Tuesday, January 28, 2014

Tents!


A crucial part of a backpacker’s repertoire, a good backpacking tent is a worthy investment for a memorable trip out in the elements, especially if the forecast is not ideal or just for that great camping experience in a chosen setting. 

Tents come in many varieties, shapes, sizes and weight to suit a hiker’s need. They can be freestanding, nonfreestanding, double wall, single wall, and made of different fabrics like ripstop nylon or silnylon and also cuben fiber.

Tents galore set up in Thru Hiking Season - here at Locust Cove Gap, NC

Ripstop nylon is a nylon fabric woven in a specific way to give it durability and strength, and can be a variety of thicknesses. Most of the high quality tents made of this material are already factory taped and sealed, meaning they do not need additional seam sealing. Cheaper tents that are not factory sealed should be sealed with a traditional tent sealer.

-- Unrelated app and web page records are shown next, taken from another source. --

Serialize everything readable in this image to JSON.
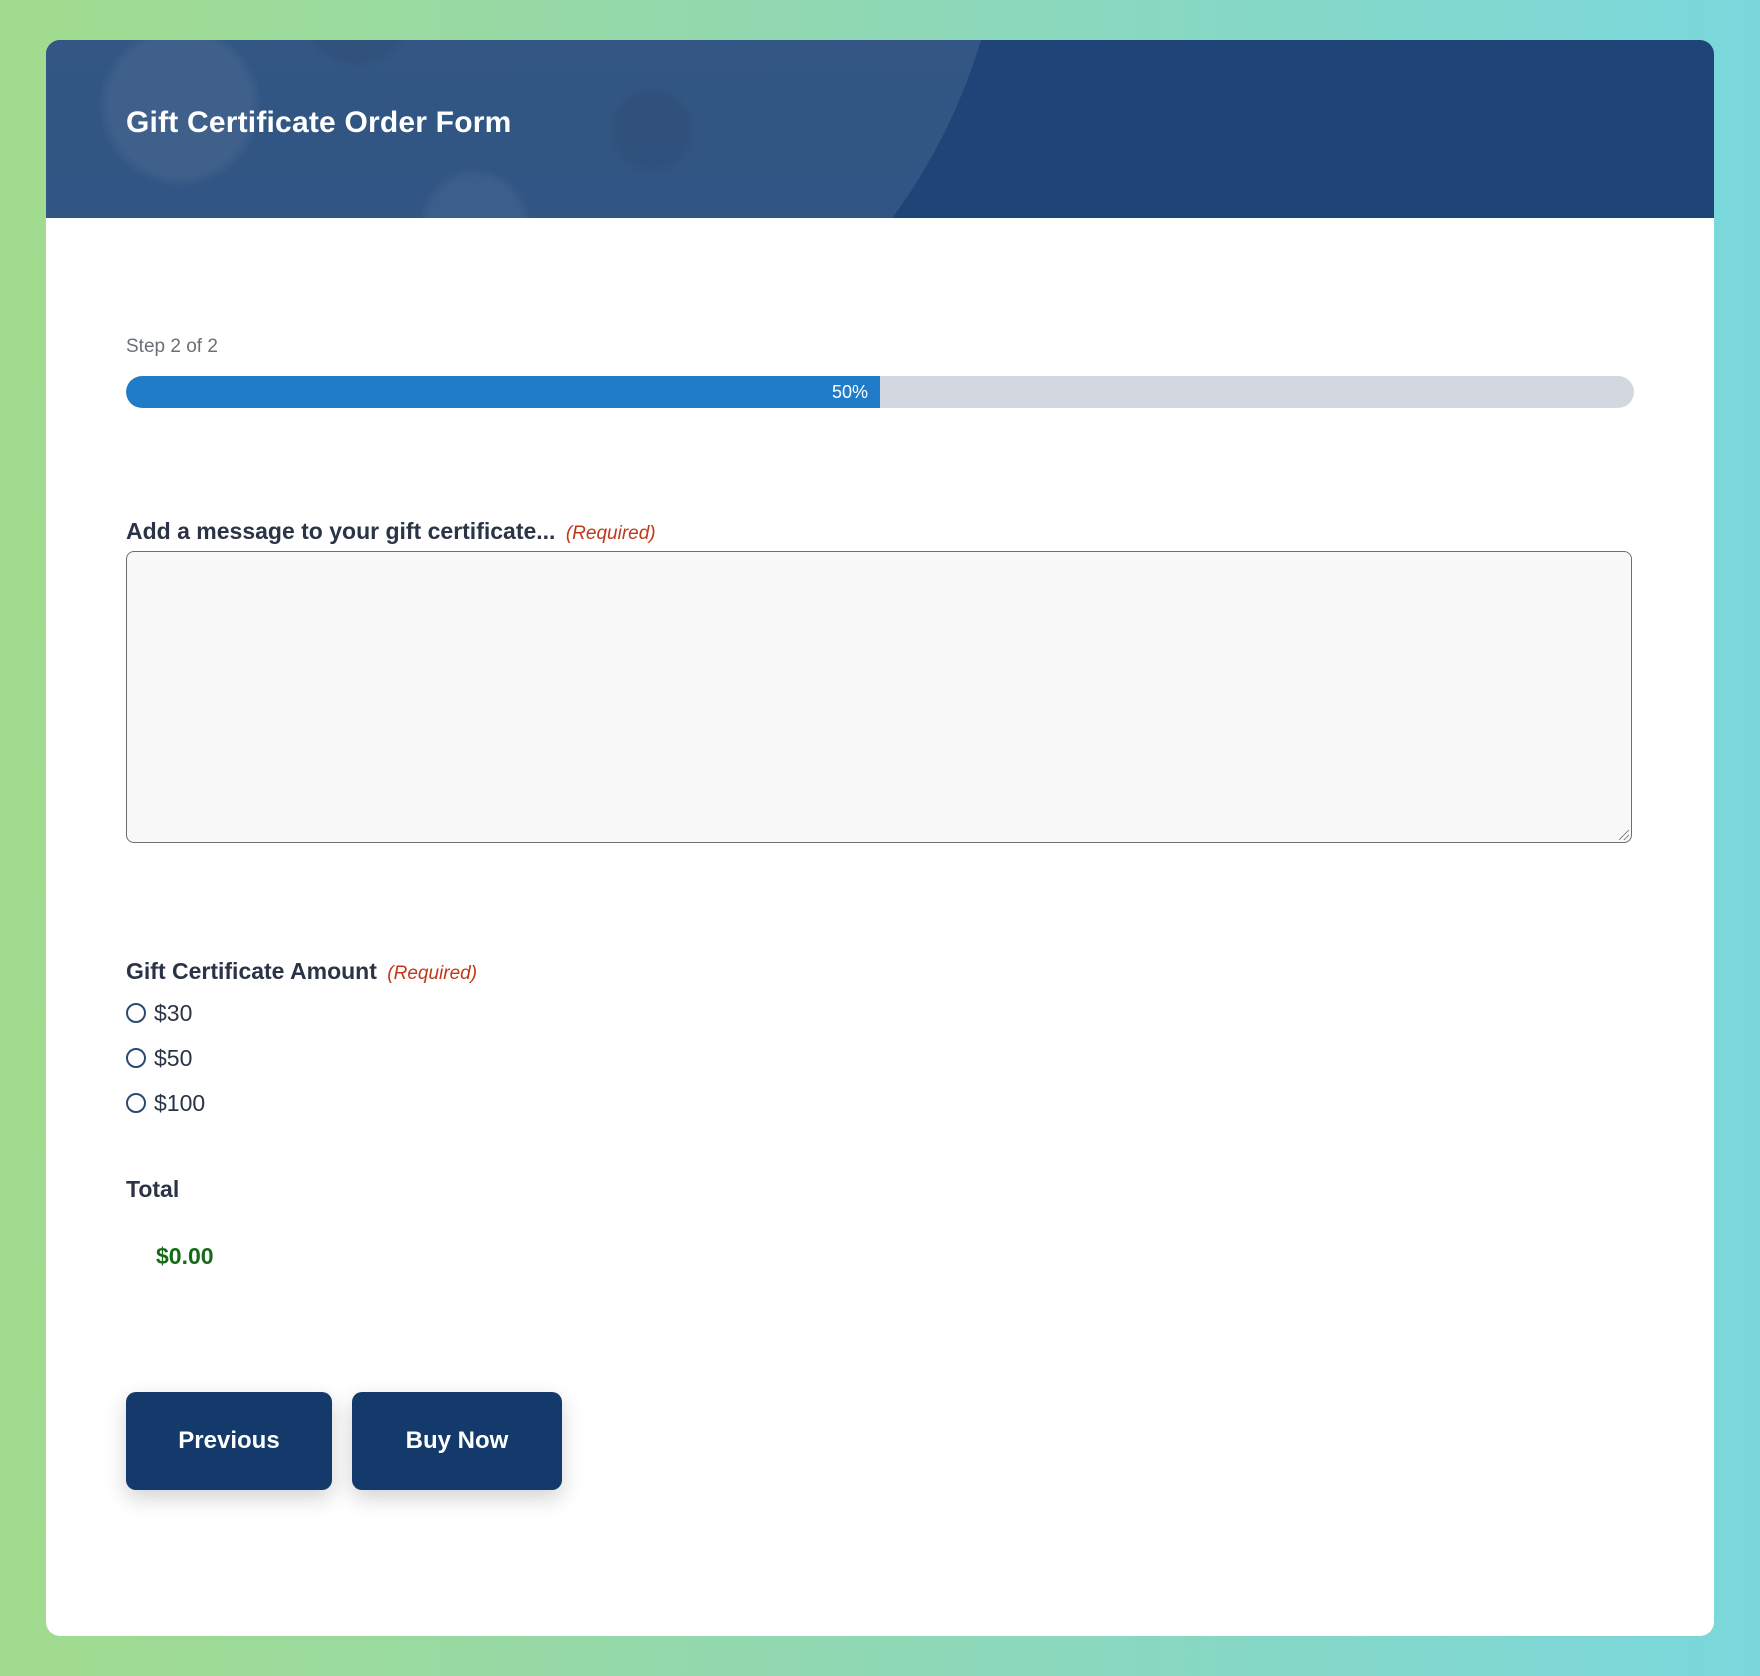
{
  "header": {
    "title": "Gift Certificate Order Form"
  },
  "progress": {
    "step_label": "Step 2 of 2",
    "percent_text": "50%",
    "percent_value": 50,
    "fill_color": "#207cc8",
    "track_color": "#d3d8e0"
  },
  "message_field": {
    "label": "Add a message to your gift certificate...",
    "required_text": "(Required)",
    "value": ""
  },
  "amount_field": {
    "label": "Gift Certificate Amount",
    "required_text": "(Required)",
    "options": [
      {
        "label": "$30",
        "selected": false
      },
      {
        "label": "$50",
        "selected": false
      },
      {
        "label": "$100",
        "selected": false
      }
    ]
  },
  "total": {
    "label": "Total",
    "value": "$0.00"
  },
  "buttons": {
    "previous": "Previous",
    "submit": "Buy Now"
  },
  "colors": {
    "header_bg": "#1e4478",
    "button_bg": "#133a6b",
    "required": "#c0381a",
    "total_value": "#156b16",
    "background_gradient_start": "#a1db8d",
    "background_gradient_end": "#79d7dc"
  }
}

Silnylon is an ultralight, waterproof fabric made of a combination of silicone impregnated nylon. It’s durable, and waterproof, but best of all, extremely lightweight. Tents made of this fabric need to be seam sealed with silicone-based sealer (like Silnet) along the seams. Some manufacturers of silnylon tents will seam seal it for you, and I believe the price is well worth it. 
Having tried to seam seal my own tent with mixed results, having it done professionally and without the hassle is worth the extra price.

Cuben Fiber Tent - from Lightheart Gear
Some manufacturers are also moving toward cuben fiber tents, make of a fabric that is tough and waterproof polyethylene, but ultralight and rather expensive.

A freestanding tent means the tent will stand alone with just its poles. These tents can be staked into the ground if the weather warrants it. Freestanding makes these tents good to use in foul weather for their ease in set up, in stony or hard packed terrain, and on tent platforms. Freestanding tents can be single or double wall, but usually they are double wall, meaning they have a tent body and then a rainfly that goes over the top. This assists in keeping condensation to a minimum.

Examples of freestanding tents – MSR Hubba, Big Agnes Flycreek, cheaper tents by Eureka 
 
My older model Hubba. Style is the same but it is now in green.
 
Non freestanding means the tent must be staked out –usually first, and the poles inserted before it will stand alone. Many of the silnylon ultralight tents are non-freestanding and have a way that you can also use your hiking poles as the main tent poles to further reduce pack weight. They are good for weight in that you can buy a two person tent for the cost and weight of a one person freestanding tent and have extra room to spread out. They can be a challenge to erect in harsh weather and on rough terrain. If using them with areas that utilize tent platforms, be sure to carry extra guidelines and even a few eyelet rings so that you can anchor the tent corners to the platform (stones can also work as anchor points). Silnylon tents are usually single wall tents – meaning just a tent but with sufficient no-see-um netting to allow moisture to escape, but there can be condensation issues with this type in heavy humidity.

Examples of non-freestanding tents – Lightheart Gear Solo, Henry Shire’s Tarptent, Six Moon Designs Lunar Solo
LightHeart Gear Solong

To protect the tent floor, it is not necessary to sink money into an extra tent footprint. A piece of Tyvek or similar type cloth, cut into the dimensions of your tent, works just as well and is much lighter to carry and dry out.






1 comment:

Sowpath das said...

nice post